Description: Transportation Demand Management or Cordon Area Congestion Pricing (also called Value Pricing by the Federal Highway Authority) is considered by most transportation experts to be the most effective strategy of reducing congestion, a potential proxy for vehicle miles traveled and emissions.
Congestion pricing is a way of harnessing the power of the market to reduce emissions associated with traffic congestion. Congestion pricing works by shifting some rush hour highway travel to other transportation modes or to off-peak periods.
Studies also indicate that congestion pricing will result in increased walking, biking, and use of transit.
Goal: Reduce vehicle miles traveled (VMT) by congestion pricing, particularly of solo-occupant motor vehicles and during peak hour times. Reduced VMTs will reduce GHG emissions by the city’s transportation sector and incentivize use of other modes of transportation.
Raise revenue to improve public transportation and promote walking and biking.
Measurement: Reduced VMT, increased mph, reduced congestion (level of service)
Time to Implement: Varies

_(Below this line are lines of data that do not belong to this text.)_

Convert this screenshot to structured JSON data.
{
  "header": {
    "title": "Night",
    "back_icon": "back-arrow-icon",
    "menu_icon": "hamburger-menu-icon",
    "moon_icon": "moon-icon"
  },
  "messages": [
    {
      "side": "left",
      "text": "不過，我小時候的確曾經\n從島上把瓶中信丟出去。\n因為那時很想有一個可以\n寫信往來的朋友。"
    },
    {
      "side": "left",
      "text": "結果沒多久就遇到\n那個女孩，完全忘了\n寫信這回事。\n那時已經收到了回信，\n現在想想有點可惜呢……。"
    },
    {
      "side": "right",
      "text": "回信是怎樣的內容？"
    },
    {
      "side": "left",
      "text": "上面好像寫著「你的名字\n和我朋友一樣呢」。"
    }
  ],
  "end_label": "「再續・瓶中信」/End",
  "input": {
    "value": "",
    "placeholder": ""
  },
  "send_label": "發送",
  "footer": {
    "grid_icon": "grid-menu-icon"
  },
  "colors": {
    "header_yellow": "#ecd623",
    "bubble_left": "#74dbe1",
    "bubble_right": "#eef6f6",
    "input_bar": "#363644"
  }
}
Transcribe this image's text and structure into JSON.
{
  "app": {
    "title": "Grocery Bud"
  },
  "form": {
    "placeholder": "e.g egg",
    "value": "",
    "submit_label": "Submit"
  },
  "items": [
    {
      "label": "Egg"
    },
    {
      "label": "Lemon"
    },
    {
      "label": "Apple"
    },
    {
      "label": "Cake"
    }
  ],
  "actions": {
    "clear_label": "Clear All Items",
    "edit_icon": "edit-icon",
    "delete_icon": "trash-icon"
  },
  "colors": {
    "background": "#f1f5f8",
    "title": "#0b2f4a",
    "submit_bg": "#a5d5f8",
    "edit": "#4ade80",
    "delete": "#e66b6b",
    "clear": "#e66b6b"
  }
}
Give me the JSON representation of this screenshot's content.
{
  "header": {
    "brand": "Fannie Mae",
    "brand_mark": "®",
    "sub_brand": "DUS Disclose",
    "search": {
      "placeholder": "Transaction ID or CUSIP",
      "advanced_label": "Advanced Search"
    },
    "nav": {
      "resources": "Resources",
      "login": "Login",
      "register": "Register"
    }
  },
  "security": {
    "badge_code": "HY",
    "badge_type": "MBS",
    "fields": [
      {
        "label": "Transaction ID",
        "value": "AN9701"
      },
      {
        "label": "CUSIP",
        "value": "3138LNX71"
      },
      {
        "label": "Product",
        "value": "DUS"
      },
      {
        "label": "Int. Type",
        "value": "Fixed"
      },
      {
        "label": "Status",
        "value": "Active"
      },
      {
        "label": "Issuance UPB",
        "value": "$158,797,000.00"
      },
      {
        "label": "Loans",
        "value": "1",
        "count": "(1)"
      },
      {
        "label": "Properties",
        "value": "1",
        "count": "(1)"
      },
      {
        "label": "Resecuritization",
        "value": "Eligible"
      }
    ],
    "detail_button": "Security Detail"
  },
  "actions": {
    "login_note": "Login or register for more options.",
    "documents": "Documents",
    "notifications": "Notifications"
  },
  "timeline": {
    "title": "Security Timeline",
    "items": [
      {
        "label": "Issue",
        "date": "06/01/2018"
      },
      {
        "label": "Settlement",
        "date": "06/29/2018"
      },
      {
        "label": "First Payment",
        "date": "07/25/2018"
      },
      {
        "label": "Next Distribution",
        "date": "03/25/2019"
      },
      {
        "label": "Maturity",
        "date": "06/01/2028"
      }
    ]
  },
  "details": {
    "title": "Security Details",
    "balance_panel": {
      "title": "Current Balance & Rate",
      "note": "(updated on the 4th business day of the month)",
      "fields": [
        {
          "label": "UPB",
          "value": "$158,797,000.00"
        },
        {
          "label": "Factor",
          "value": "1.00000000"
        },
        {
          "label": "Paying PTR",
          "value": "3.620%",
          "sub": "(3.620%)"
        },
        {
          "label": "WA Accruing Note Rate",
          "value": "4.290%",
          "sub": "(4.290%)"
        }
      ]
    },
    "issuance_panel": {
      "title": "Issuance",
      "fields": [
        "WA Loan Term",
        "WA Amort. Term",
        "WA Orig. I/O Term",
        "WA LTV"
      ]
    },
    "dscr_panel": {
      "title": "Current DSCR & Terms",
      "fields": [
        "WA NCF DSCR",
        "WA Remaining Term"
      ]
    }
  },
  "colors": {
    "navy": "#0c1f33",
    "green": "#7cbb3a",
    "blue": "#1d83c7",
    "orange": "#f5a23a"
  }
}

Singapore – Electronic Road Pricing (ERP) | Driving
London – Congestion Charge
Stockholm – Congestion Tax
In the U.S., New York has adopted congestion pricing for New York City; Seattle, Los Angeles, and Portland are considering forms of congestion pricing.
New York Approves Congestion Pricing
Congestion Pricing is Slowly Coming to New York City
Seattle’s plan is included in its Climate Action Plan. See pg 14 of Seattle’s CAP:
Seattle Congestion Pricing Study – Preliminary Findings
Portland Oregon Regional Congestion Pricing Study
LA Studies Move Forward
Los Angeles: Congestion pricing could help equity, climate efforts
San Francisco Studies Congestion Pricing
Variable toll highways have been implented in Florida, Virginia, California and other states.
Dynamic Tolling Done Right – Virgina’s Highway 66